Another day, another tea (yay!). Let’s see what tea I have today.
Bancha Haru (“Bancha of Spring”) is an unshaded green tea picked in very early spring (prevernal) coming from the prefecture of Kagoshima in the south of Japan. The early spring character and the careful processing in a way that otherwise only Sencha-, Kabusecha- and Gyokuro teas are subjected to, are elevating this Bancha tea in terms of quality and taste taste way above the level of typical late summer or autumn Banchas.
Another Japanese green 😀 Hurrah!
And in the middle of winter the name Bancha of Spring sounds amazing right now. I had to defrost the car and it’s currently only 4C, I could do with being taken back to warmer times.
In appearance the leaves are green, thin and crisp to the touch with an incredible gloss shine.
They bare a dry grass and baked wood scent. Similar to a wooden lodge in the woods.
Steeping Parameters: 5g leaf, 200ml vessel, 70C water.
First Steep: 2 minutes
Once steeped the resulting liquid is burnt yellow in colour and bares a subtle grass scent.
Flavour is also rather subtle. I can detect baked grass with wood, seaweed and a hint of flowers.

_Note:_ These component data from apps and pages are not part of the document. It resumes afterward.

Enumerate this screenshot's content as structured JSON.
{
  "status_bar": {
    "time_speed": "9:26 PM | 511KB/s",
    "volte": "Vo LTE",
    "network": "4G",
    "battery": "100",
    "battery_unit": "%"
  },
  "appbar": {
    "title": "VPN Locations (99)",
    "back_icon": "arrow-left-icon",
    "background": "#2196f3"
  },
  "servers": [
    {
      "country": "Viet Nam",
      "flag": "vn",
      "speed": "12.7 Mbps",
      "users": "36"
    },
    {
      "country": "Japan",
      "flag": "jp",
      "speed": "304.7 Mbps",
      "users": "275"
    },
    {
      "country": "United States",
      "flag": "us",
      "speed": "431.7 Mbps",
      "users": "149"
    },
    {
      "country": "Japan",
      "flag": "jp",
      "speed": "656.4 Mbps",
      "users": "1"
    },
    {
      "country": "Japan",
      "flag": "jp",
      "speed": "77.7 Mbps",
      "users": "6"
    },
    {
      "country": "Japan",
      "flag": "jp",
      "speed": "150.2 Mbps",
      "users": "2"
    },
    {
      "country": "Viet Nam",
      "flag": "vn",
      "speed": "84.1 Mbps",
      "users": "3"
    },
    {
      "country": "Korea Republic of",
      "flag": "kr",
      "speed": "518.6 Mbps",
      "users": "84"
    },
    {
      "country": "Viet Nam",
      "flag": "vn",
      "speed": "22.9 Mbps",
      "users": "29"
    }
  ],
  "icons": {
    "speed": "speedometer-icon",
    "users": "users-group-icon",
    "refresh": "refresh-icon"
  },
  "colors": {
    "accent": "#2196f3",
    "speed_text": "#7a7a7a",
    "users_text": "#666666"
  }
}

Some dryness in the after taste.
There is a little bitterness but mostly it tastes baked which can be almost smoky.
It’s a Spring tea but it reminds me of Autumn. The dryness reminds me of the change in the seasons and smells like the woods in late Autumn, once the leaves are dry and the leaves are almost bare.
Second Steep: 1 minute
This steep has more flavour but with it more bitterness. It’s also got a sweetness that’s very thick, like mature honey.
The dryness in the after taste has also increased.
Very baked though, dry baked leaves with a hint of wood and perhaps nuts.
This was a wonderful tea, though it has to be said I’m not usually one for Bancha. It tends to be a bit too dry for me.
Join me tomorrow for another tea review.